WHAT YOU HAVE TO DO: Send back the whole listing untouched.

### SOURCE DATA

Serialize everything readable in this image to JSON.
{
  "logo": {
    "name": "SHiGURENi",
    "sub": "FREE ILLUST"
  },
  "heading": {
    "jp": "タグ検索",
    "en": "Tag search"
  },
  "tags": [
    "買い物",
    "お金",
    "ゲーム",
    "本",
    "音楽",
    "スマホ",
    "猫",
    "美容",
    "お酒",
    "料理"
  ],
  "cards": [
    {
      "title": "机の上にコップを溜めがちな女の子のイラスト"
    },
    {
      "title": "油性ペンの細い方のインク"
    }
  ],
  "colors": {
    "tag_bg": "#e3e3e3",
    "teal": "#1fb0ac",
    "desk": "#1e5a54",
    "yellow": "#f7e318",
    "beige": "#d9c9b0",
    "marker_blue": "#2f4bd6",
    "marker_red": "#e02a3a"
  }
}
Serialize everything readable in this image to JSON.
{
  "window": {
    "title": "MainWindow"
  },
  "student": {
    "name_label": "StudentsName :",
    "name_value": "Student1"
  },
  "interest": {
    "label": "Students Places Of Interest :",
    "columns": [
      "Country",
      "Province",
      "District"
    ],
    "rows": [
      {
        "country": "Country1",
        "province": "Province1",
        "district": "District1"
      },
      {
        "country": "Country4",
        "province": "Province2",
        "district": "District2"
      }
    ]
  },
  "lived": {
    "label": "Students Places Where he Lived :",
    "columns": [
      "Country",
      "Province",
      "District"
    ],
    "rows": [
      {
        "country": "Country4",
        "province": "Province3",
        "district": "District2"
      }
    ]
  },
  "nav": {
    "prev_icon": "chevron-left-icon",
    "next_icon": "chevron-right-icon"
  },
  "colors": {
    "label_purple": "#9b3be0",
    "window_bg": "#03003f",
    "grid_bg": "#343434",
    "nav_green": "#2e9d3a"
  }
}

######

ANSWER AREA:
Serialize everything readable in this image to JSON.
{
  "logo": {
    "name": "SHiGURENi",
    "sub": "FREE ILLUST"
  },
  "heading": {
    "jp": "タグ検索",
    "en": "Tag search"
  },
  "tags": [
    "買い物",
    "お金",
    "ゲーム",
    "本",
    "音楽",
    "スマホ",
    "猫",
    "美容",
    "お酒",
    "料理"
  ],
  "cards": [
    {
      "title": "机の上にコップを溜めがちな女の子のイラスト"
    },
    {
      "title": "油性ペンの細い方のインク"
    }
  ],
  "colors": {
    "tag_bg": "#e3e3e3",
    "teal": "#1fb0ac",
    "desk": "#1e5a54",
    "yellow": "#f7e318",
    "beige": "#d9c9b0",
    "marker_blue": "#2f4bd6",
    "marker_red": "#e02a3a"
  }
}
Serialize everything readable in this image to JSON.
{
  "window": {
    "title": "MainWindow"
  },
  "student": {
    "name_label": "StudentsName :",
    "name_value": "Student1"
  },
  "interest": {
    "label": "Students Places Of Interest :",
    "columns": [
      "Country",
      "Province",
      "District"
    ],
    "rows": [
      {
        "country": "Country1",
        "province": "Province1",
        "district": "District1"
      },
      {
        "country": "Country4",
        "province": "Province2",
        "district": "District2"
      }
    ]
  },
  "lived": {
    "label": "Students Places Where he Lived :",
    "columns": [
      "Country",
      "Province",
      "District"
    ],
    "rows": [
      {
        "country": "Country4",
        "province": "Province3",
        "district": "District2"
      }
    ]
  },
  "nav": {
    "prev_icon": "chevron-left-icon",
    "next_icon": "chevron-right-icon"
  },
  "colors": {
    "label_purple": "#9b3be0",
    "window_bg": "#03003f",
    "grid_bg": "#343434",
    "nav_green": "#2e9d3a"
  }
}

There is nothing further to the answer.